Ms Cromie completed a law firm traineeship and certificate three in business administration at TAFE after high school.
She soon realised that she wanted to work in the community services sector and completed a certificate four.
"I started applying for jobs online straight away," Ms Cromie said.
"I soon realised that when you apply for jobs you are going up against hundreds of other people and I didn't have any work experience.
"I know I can do a job, and do it well, if given the opportunity. A lot of managers want young people to have work experience which we don't have if we have just left high school or TAFE.
"I then started with Konekt Employment."
But when a new job program started in April, Ms Cromie jumped at the opportunity to work with a mentor at not-for-profit SYC Limited.

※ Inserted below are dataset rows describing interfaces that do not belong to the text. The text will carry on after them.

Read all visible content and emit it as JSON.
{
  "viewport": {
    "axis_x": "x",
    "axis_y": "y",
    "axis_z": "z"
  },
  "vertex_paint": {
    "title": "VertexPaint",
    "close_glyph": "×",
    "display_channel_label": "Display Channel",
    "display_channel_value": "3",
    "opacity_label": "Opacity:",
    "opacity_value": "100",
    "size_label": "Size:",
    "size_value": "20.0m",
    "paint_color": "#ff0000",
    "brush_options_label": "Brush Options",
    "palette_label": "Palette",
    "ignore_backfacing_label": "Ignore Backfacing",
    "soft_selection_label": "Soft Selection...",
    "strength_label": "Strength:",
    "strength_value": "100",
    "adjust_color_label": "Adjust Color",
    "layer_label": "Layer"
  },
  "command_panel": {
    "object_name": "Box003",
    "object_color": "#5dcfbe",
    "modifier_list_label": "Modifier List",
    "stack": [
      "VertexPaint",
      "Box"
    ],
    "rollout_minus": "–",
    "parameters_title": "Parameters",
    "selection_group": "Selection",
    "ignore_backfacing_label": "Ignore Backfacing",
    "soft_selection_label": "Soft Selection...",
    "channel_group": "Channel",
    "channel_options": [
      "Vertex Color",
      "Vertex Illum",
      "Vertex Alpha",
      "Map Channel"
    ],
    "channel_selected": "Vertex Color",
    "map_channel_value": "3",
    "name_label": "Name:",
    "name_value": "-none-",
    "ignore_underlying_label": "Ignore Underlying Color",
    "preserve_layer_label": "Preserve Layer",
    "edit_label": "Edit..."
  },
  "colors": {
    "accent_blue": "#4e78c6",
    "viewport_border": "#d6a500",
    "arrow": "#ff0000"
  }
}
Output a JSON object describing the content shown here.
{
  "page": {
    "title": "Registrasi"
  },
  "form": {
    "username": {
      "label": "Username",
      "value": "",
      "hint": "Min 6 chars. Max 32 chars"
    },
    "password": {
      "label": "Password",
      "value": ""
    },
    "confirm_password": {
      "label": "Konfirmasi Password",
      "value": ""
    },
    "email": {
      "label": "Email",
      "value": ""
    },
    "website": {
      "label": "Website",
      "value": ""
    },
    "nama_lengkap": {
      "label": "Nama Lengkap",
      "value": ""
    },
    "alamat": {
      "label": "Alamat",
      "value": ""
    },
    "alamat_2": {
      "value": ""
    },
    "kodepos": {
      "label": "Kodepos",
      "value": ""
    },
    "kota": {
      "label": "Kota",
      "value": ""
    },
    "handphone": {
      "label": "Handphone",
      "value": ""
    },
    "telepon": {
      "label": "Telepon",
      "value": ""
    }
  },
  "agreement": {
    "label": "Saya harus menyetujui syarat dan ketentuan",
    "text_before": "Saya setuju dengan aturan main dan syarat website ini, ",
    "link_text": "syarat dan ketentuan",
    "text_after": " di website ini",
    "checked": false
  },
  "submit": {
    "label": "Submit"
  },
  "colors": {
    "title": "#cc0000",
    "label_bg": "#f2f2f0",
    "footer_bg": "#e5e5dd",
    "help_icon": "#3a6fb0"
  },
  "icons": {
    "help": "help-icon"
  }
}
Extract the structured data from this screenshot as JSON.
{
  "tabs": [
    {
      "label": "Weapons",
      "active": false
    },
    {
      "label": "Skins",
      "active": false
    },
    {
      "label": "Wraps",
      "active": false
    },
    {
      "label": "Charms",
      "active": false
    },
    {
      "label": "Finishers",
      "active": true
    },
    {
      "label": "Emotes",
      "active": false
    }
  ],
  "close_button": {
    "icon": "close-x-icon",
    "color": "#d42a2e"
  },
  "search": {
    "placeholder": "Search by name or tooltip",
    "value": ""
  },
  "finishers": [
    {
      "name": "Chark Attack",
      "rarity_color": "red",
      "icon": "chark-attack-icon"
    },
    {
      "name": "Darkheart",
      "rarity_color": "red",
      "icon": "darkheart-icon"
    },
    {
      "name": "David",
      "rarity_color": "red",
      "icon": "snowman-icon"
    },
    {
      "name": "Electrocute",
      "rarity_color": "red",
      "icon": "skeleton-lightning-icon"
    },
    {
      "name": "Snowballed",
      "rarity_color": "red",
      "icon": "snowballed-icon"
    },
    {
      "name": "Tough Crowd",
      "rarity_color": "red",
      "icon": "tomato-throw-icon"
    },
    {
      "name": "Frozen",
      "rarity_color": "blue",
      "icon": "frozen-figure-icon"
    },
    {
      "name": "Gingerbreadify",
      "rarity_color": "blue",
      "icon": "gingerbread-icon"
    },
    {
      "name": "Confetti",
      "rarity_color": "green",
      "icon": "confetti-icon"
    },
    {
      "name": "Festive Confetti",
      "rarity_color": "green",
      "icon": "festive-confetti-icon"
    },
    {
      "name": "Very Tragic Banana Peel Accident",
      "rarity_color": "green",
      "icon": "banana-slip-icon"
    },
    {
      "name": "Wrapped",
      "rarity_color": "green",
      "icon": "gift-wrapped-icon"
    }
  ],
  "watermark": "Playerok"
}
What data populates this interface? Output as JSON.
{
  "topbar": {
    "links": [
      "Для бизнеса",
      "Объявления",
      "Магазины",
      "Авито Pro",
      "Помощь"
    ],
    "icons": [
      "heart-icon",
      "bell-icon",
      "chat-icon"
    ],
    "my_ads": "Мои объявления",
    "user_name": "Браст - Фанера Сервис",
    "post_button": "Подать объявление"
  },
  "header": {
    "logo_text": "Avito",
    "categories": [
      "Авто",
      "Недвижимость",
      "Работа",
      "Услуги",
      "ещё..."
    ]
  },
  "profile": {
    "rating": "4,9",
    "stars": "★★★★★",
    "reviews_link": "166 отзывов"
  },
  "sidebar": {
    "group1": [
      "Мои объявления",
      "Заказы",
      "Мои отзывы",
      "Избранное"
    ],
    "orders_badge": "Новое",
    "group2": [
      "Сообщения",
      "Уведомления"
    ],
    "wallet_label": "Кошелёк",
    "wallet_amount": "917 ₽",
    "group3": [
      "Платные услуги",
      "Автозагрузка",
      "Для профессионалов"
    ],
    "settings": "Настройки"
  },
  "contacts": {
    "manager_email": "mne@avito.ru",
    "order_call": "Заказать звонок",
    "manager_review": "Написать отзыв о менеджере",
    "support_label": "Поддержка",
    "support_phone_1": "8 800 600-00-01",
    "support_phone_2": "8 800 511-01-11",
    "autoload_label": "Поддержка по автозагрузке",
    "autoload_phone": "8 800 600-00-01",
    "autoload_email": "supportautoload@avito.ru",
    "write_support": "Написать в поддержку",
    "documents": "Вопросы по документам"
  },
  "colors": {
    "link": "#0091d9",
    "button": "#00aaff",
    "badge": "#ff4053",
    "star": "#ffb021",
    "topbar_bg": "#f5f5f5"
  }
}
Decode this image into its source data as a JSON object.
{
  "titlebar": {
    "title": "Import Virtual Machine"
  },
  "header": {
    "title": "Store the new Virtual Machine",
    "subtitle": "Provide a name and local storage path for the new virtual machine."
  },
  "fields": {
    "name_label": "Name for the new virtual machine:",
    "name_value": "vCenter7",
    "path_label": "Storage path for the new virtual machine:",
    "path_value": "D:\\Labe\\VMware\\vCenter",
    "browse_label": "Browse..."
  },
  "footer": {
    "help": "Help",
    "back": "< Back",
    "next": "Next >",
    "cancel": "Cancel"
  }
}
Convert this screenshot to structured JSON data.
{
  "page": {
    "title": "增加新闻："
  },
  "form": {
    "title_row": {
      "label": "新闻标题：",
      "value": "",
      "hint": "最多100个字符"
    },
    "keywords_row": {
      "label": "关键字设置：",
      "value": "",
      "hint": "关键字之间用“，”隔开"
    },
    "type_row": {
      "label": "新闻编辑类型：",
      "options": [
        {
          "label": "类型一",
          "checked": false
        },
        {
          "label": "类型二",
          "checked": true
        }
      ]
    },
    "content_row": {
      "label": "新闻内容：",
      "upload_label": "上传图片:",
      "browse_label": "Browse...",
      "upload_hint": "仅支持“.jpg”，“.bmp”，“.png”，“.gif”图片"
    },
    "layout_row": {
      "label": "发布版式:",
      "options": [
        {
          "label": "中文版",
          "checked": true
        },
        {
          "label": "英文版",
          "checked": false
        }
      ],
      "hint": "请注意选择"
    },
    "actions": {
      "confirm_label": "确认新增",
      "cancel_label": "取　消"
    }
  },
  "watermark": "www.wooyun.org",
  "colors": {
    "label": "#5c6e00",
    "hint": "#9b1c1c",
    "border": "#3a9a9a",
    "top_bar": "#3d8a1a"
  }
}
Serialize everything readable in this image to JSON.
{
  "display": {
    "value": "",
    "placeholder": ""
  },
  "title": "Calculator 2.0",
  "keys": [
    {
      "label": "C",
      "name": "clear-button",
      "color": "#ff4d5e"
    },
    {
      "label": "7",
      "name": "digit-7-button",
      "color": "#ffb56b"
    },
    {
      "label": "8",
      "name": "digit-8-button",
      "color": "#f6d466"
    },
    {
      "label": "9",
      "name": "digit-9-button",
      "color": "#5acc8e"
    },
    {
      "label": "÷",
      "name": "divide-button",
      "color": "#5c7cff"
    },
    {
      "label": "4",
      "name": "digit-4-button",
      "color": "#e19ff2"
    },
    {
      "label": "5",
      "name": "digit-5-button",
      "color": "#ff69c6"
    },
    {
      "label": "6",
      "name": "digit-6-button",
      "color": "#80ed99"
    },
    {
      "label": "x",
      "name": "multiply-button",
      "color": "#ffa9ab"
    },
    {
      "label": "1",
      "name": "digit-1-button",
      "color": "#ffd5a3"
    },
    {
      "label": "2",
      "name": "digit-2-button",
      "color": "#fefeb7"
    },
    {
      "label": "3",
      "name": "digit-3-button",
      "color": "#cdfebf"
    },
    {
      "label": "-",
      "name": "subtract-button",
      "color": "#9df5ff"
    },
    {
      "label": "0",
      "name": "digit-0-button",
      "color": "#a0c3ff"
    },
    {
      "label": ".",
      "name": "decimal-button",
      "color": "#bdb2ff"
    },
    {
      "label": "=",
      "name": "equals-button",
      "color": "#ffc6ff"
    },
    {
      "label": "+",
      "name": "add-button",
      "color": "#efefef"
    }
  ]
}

On Thursday, Minister for Skills and Tertiary Education Geoff Lee helped officially launch a $10 million social impact investment project to tackle youth unemployment in the Illawarra.
The state government has teamed up with SYC and Social Ventures Australia to help 18 to 24 year olds secure jobs.
The project, Sticking Together, is the first time a social impact investment model has been used to fund a 60-week youth employment program.
There will be 868 participants over four years with 75 from the Illawarra each session.
"Ten million dollars [will be spent finding out] how we can get youth into employment and how we provide mentoring for young people so they get meaningful jobs, financial security and make aspirational change in their lives," Mr Lee said.
"Whilst youth unemployment is at record lows in decades, it is still far too high."
The government has allocated the $10 million but 33 investors have given $5 million to kick start the program.
Once the government sees the program's results they will invest the money and investors will be repaid.
Ms Cromie's coach, Candice Wall, said the program was different to other employment projects because it took a holistic approach to finding out which job the participant wanted and helped them get job ready.
She took the time to build rapport with participants by finding out about their hobbies, home life and school experience in order to motivate them to get a job.
Coaches also provide workplace and life guidance as well as support for the participant and employer once employment is secured.
She said the program was about setting goals, teaching communication skills and resume writing and interview techniques.
Ms Cromie has completed job trials and interviews in the employment sector and highly recommends the program.
"I would recommend the program. I can't stress enough how supportive it is," she said.